I wanted to share this with you, because I’ve been so amazed at the results.
Set the scene, three children to juggle at bedtime. Each has a 15 minute cuddle and story. Smallest Little, out like a light within 5 mins. Next, Middle Little – 15 minutes cuddle, story…moans for more time…asks for water/wee/hair up/ new pjs. (You get the picture?) Have to abandon so that Big Little has 15 mins cuddle and story. Meanwhile Middle Little is coming in to the bedroom, trying to think of any possible excuse not to go to sleep. Then screams the house down, totally buggering up my well-planned bedtime routine (and most importantly disrupting the others time alone with me at bedtime – which seems to be a desired outcome).

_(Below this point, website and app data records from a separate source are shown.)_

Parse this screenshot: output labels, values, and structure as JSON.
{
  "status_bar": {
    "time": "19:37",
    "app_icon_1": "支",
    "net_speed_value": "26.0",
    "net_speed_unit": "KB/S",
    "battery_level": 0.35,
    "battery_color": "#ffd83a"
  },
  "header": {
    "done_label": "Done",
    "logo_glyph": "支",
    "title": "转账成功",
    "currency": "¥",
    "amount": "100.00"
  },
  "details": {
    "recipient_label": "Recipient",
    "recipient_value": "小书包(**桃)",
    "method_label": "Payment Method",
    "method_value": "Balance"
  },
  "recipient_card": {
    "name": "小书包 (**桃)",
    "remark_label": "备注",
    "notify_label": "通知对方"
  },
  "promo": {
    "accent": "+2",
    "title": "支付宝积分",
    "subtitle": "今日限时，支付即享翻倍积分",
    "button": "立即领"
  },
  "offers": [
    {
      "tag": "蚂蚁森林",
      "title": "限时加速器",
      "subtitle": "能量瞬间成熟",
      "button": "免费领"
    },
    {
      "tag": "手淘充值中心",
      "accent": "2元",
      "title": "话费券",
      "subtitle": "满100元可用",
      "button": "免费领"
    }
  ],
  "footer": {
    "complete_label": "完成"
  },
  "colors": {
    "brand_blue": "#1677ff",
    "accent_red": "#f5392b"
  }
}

I can quite honestly say I was tearing my hair out at this point. The other two were knackered, grumpy, and fed up with having their alone time with Mummy derailed. Middle Little was refusing to wake up for school – at points we almost went to school in pjs. My ‘me’ time (ok, my clean the kitchen, sort the school bags/shoes/PE kit and then sit down, frazzled for half an hour and then go to bed time) was being impacted. Everyone was pretty fed up.

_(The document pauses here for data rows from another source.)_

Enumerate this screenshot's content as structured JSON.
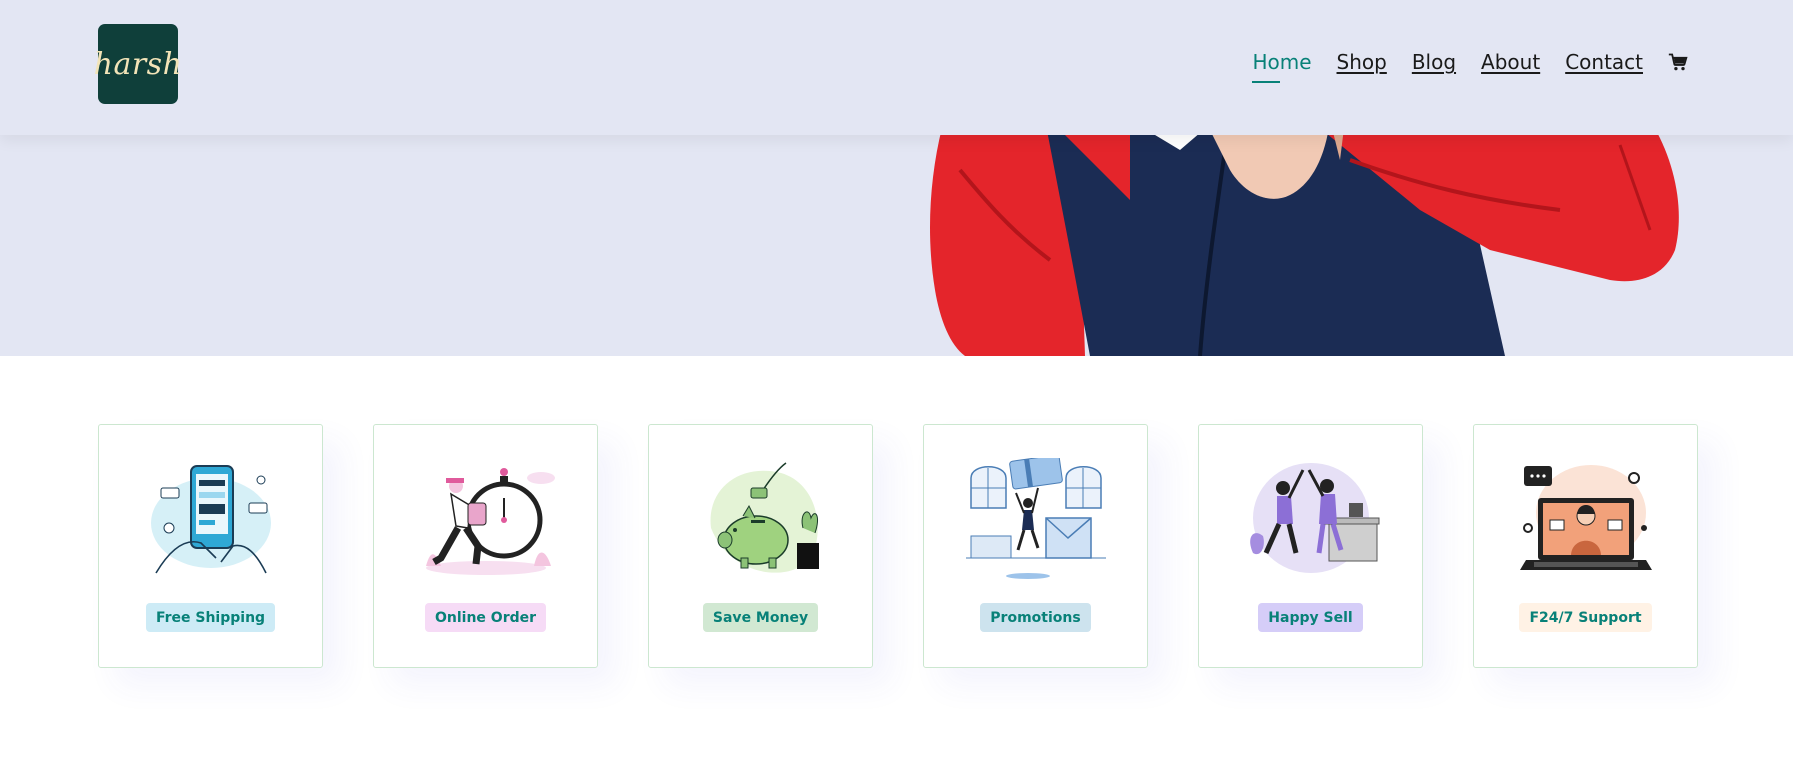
{
  "brand": {
    "logo_text": "harsh"
  },
  "nav": {
    "items": [
      {
        "label": "Home",
        "active": true
      },
      {
        "label": "Shop"
      },
      {
        "label": "Blog"
      },
      {
        "label": "About"
      },
      {
        "label": "Contact"
      }
    ],
    "cart_icon": "cart-icon"
  },
  "hero": {
    "image": "model-red-navy-jacket"
  },
  "features": [
    {
      "label": "Free Shipping",
      "icon": "phone-payment-illustration",
      "color": "#cdebf6"
    },
    {
      "label": "Online Order",
      "icon": "stopwatch-runner-illustration",
      "color": "#f6dbf6"
    },
    {
      "label": "Save Money",
      "icon": "piggy-bank-illustration",
      "color": "#d1e8d2"
    },
    {
      "label": "Promotions",
      "icon": "gift-card-illustration",
      "color": "#cdd4f8"
    },
    {
      "label": "Happy Sell",
      "icon": "high-five-illustration",
      "color": "#d5cdf8"
    },
    {
      "label": "F24/7 Support",
      "icon": "laptop-support-illustration",
      "color": "#fff2e5"
    }
  ],
  "colors": {
    "accent": "#088178",
    "header_bg": "#e3e6f3",
    "logo_bg": "#0f3f3a"
  }
}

As I’m sure you know by now, Carly is my go-to friend for advice. She’s always got a suggestion (and sometimes tells me to stop being neurotic which also helps). So, we spoke at length about bedtime routines, and how things work in her house – she then suggested we give sleep meditation a go.
Now I’ll let you into a little secret. I bloody love meditation!! I’ve used it in times of self doubt to help calm my mind and strengthen my self belief, and I’ve also used it to help me sleep during a very difficult period of anxiety (not many people know that).
Of course, I cried, what a great idea! And off I popped to find myself some sleep meditation to try out on my Middle Little…
So, with the help of trusty Google, I found some sleep mediations on YouTube by New Horizon Holistic Centre UK. One was called ‘The Sleepy Sloth’ and had good thumbs up ratings (who doesn’t love a sloth?) so we gave it a go.
Firstly I approached the idea with Middle Little who seemed interested (particularly because it was on YouTube I suspect). We agreed to give it a try after her bedtime story. I pressed play (with trepidation) and laid with her for 15 mins. So far so good. Then I went in to see Big Little and read a story – uninterrupted. 15 minutes later, I went back in to a very sleepy, heavy eyed Middle Little. Quick kiss goodnight, tuck in, and off I went. Seemed a bit too good to be true!
I went downstairs and sat on the sofa (ready to jump up and go upstairs at any minute): that moment never came! Middle Little was fast asleep, and stayed asleep all night.
Night two, we did exactly the same thing – same result. Fast asleep! It’s been two weeks now, and even with a few days away in half term where they all shared a room (we played it on holiday too) and everyone went down to sleep like a dream.
I can’t promise it will work for you, but it’s been an absolute revelation for us! Add it in to your bedtime routine and see what happens. Let us know how you get on.